Dawdling At Davos, Innovating @ IBM
The World Economic Forum officially kicked off in Davos, Switzerland earlier today.
Once again, there must have been a misunderstanding, as my tickets never arrived or got lost in the snow or something.
That’s okay, I’m too busy getting ready for Lotusphere, but I do like to keep at least one eye on the discussions and memes emanating from Switzerland this time of year.
Joke though you may about the $100,000 cocktail parties and fancy dinners featuring dishes with fish we’ve never even heard of in Texas, and would much less put in our mouths, there’s plenty of important people talking about issues relevant to the day, and to the global business environment.
Even the headlines of the coverage so far are most revealing. These from the Journal: “Europe’s Fate Still Looms in Davos.” “Uneven Global Growth Bedevils CEOs.” “Banks Return With a Goal: Pushing Back.” “At Davos, Focus on China.” “Food Prices, Inflation Seen as Key Pressures.” “Michael Dell Sees Upside of Austerity.”
I’m sorry, did someone mention there was a global economic recovery going on somewhere on the globe? Anybody?
Even the headlines on China coming out of Davos seem bearish, as if waiting for the Great Red Chicken Little to come clucking down from the top of the Great Hall of the People to announce China’s growth has receded into single digit positive growth territory.
Me, I’m more of a glass half full kinda guy. (Though I’m not going to specify what it’s typically half filled with. This is a family blog!)
And so, it seems, is Michael Dell. According to the Journal’s report, Dell reckons the austerity measures will prod governments and companies around the globe to invest in technology in order to boost productivity.
I’m all for that. Imagine me now doing my Jim Cramer “Mad Money” impression: BUY BUY BUY!
To be somewhat fair and balanced, there was at least one slightly bullish headline: “Davos Forecast: Crowded With a Chance of Optimism.”
Niiiiice layup (of a headline).
The story goes on to observe though there are still lingering concerns around financial risk and sovereign debt and the like, others are looking towards longer-term threats (like managing cybersecurity threats or natural-resource scarcity).
Note to Self: We’re also going to have to become more sensitive to the feelings of those “emerging” economies around the globe. WPP’s head honcho, Martin Sorrells, explained that we had to “get out of the lexicon the words ‘developing’ or ’emerging.'”
To which I pose the question, how, really, emerging can you be when you’ve had years of double-digit economic growth while much of the West has been trying to dig out of a big, black hole that even Stephen Hawking might have trouble finding the bottom of?

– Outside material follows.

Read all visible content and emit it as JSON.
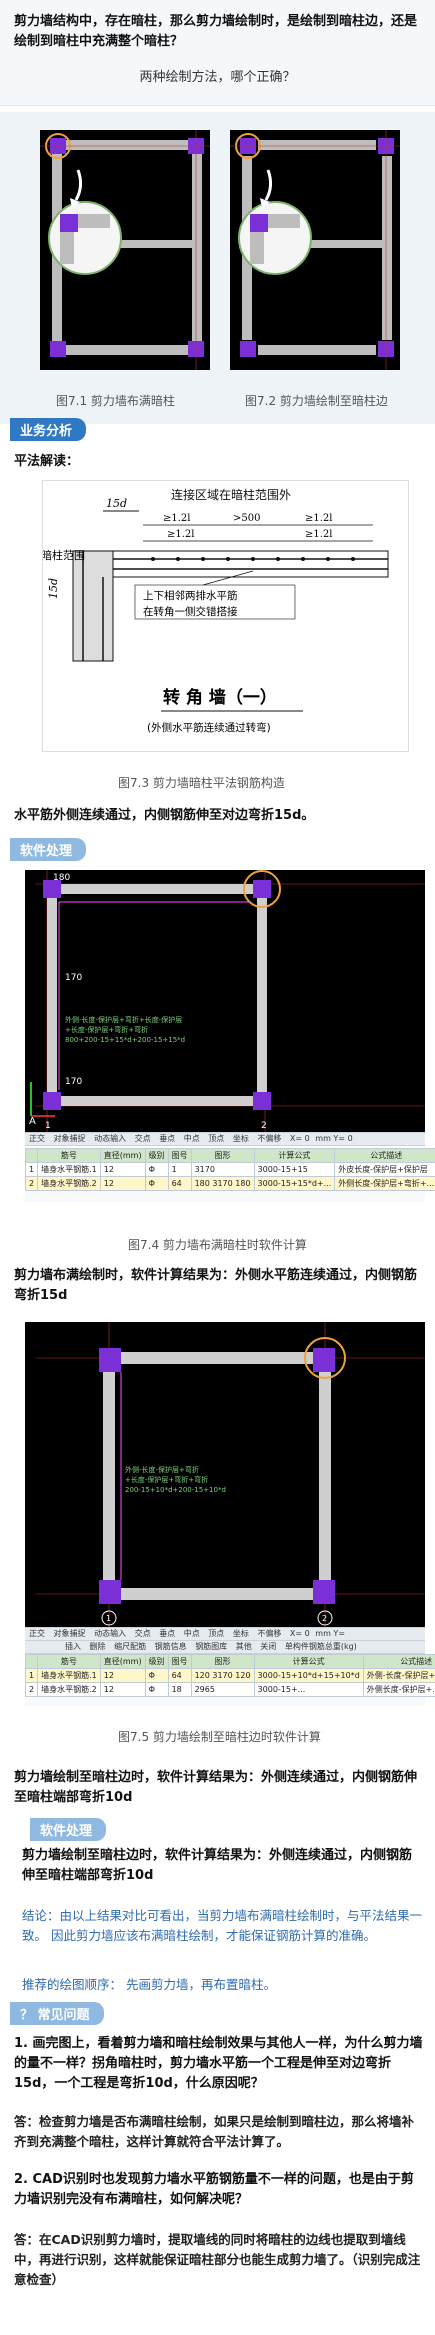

That’s why I liked Obama’s SOTU speech last evening.
Innovation. Education. Infrastructure. Those are all ideas I could get my head around and which seem a logical way forward if we in the U.S. wish to become a “re-emerging” economy.
So, team, I’ve decided it’s time for a pep talk, or in this case, a pep video.
I share this following video, by one of my favorite documentary filmmakers, Errol Morris, commissioned by us as an homage to IBM’s contributions to the world over the past 100 years.
So go ahead, please, and ignore the Davos idle chatter and doom and gloom.
Put that purchase order through, everything’s going to be okay.
We at IBM have already helped invent this future and send a man to the moon.
As we stand on the precipice of this still new century, why wouldn’t we stand ready to innovate our way around the globe and through the next 100?